This is the ultimate in hate and harassment. The law clearly stated, “You shall not revile God, nor curse a ruler of your people.” Exodus 22:28. Yet David chose to view this assault as from the hand of God and though he could have silenced him and put an end to the harassment, he actually protected it. Such was his fear of God. He declared that nothing would happen to him that God not only allows, but actually orders. Imagine the ire of his servants who were all trained famous men of war!
Shimei later came and apologized to David for this horrific transgression. Again, David spared his life and even gave him refuge. However, David, while blessing his son Solomon did not forget Shimei’s offense and admonished Solomon, “And see, you have with you Shimei the son of Gera, a Benjamite from Bahurim, who cursed me with a malicious (vehement) curse in the day when I went to Mahanaim. But he came down to meet me at the Jordan, and I swore to him by the Lord, saying, ‘I will not put you to death with the sword.’ Now therefore, do not hold him guiltless, for you are a wise man and know what you ought to do to him; but bring his gray hair down to the grave with blood,” 1 Kings 2:1, 8-9.
How are we to respond to abuse? Don’t engage it. David refused to be baited by Shimei. We would do well to learn how to do that. Don’t sit around for it. David did not stand around and take the abuse. He continued on his way. To tolerate abuse is to reinforce and condone it. Trust God to heal the abuser, even (sometimes, especially) in your absence.
If you are a Shimei, God tells you to stop your abusive behavior now! “But now you yourselves are to put off all these: anger, wrath, malice, blasphemy, filthy language out of your mouth.” Colossians 3:8. This is not how you treat his children of any age or status. Stop!
12 But Thou, O LORD, shalt endure for ever, and Thy remembrance unto all generations.
13 Thou shalt arise and have mercy upon Zion; for the time to favor her, yea, the set time has come.
14 For Thy servants take pleasure in her stones, and favor the dust thereof.
15 So the heathen shall fear the name of the LORD, and all the kings of the earth Thy glory.
16 When the LORD shall build up Zion, He shall appear in His glory.
17 He will regard the prayer of the destitute, and not despise their prayer.
18 This shall be written for the generation to come, and the people which shall be created shall praise the LORD.
19 For He hath looked down from the height of His sanctuary; from heaven did the LORD behold the earth,
20 to hear the groaning of the prisoner, to loose those that are appointed to death,
21 to declare the name of the LORD in Zion, and His praise in Jerusalem,
22 when people are gathered together, and the kingdoms, to serve the LORD.
23 He weakened my strength on the way; He shortened my days.
24 I said, “O my God, take me not away in the midst of my days; Thy years are throughout all generations.
25 Of old hast Thou laid the foundation of the earth, and the heavens are the work of Thy hands.
26 They shall perish, but Thou shalt endure; yea, all of them shall wax old like a garment; and as a vesture shalt Thou change them, and they shall be changed.
27 But Thou art the same, and Thy years shall have no end.
28 The children of Thy servants shall continue, and their seed shall be established before Thee.”
What a fabulous passage of hope.
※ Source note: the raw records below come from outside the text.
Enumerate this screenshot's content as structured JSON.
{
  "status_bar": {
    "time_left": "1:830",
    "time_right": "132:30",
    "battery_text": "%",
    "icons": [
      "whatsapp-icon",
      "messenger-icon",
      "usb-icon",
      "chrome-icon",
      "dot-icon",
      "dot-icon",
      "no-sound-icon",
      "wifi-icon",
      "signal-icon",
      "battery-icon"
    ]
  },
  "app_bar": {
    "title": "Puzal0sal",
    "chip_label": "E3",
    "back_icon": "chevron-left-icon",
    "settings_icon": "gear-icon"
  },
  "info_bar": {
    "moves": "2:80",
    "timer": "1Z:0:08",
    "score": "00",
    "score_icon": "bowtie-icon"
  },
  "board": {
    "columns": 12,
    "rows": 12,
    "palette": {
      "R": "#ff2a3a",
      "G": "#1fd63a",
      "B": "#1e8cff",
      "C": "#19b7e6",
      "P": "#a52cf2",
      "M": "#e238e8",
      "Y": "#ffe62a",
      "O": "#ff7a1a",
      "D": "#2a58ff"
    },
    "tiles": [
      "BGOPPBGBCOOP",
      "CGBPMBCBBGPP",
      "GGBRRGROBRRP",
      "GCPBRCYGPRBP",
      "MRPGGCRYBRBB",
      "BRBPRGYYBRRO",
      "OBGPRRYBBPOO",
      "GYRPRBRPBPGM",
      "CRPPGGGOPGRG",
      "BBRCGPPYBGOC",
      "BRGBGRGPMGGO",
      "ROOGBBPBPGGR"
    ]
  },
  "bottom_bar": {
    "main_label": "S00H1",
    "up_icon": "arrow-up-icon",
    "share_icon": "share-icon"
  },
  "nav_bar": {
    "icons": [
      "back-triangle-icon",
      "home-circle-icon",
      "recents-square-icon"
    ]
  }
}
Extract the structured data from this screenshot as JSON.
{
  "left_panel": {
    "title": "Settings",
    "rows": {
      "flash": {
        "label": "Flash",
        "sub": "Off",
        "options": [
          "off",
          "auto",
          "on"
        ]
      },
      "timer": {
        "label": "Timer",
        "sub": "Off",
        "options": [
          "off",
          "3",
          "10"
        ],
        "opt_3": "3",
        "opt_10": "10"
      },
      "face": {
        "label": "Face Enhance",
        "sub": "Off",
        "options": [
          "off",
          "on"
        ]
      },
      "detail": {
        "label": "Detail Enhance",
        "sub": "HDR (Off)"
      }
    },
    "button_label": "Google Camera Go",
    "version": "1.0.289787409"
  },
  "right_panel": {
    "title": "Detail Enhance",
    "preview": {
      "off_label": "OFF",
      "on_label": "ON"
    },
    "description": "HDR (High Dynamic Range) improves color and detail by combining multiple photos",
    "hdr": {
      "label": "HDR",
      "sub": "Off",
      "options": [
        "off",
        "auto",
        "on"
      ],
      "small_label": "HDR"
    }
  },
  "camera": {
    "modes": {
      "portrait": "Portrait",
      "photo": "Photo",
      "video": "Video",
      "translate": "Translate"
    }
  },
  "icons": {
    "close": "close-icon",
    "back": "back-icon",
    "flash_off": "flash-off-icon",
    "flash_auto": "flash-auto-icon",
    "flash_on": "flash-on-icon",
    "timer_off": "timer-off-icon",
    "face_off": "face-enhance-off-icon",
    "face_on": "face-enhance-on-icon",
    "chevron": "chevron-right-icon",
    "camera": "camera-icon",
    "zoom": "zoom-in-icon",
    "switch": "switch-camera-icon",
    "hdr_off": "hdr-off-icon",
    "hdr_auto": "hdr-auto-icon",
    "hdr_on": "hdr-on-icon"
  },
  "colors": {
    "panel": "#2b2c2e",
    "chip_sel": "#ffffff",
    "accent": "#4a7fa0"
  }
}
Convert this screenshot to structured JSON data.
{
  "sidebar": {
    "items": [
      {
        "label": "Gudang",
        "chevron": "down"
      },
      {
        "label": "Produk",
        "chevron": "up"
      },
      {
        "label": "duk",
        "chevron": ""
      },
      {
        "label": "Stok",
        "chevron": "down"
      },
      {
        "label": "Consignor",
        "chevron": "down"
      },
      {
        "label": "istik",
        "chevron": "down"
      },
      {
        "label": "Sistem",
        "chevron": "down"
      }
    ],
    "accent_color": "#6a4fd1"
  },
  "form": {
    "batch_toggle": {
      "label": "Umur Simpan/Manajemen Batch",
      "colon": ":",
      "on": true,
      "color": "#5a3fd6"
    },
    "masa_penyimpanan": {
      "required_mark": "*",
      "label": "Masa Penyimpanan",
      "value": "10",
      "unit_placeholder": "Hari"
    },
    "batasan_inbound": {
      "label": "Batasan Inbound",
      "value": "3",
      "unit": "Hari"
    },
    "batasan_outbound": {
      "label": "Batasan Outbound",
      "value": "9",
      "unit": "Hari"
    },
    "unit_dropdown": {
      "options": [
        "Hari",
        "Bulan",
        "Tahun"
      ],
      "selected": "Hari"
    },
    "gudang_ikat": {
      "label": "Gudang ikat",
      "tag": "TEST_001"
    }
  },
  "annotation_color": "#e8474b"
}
Our times are truly secure in God’s hands. He is our Ethan and endures forever in might. He hears our prayers and does not take us away in the midst of our days. We get to live out all our days. There is no such thing a life cut too short. Each person gets to live out their full life. Even little babies. Because God is our stability and our eternal power our seed will be established before him.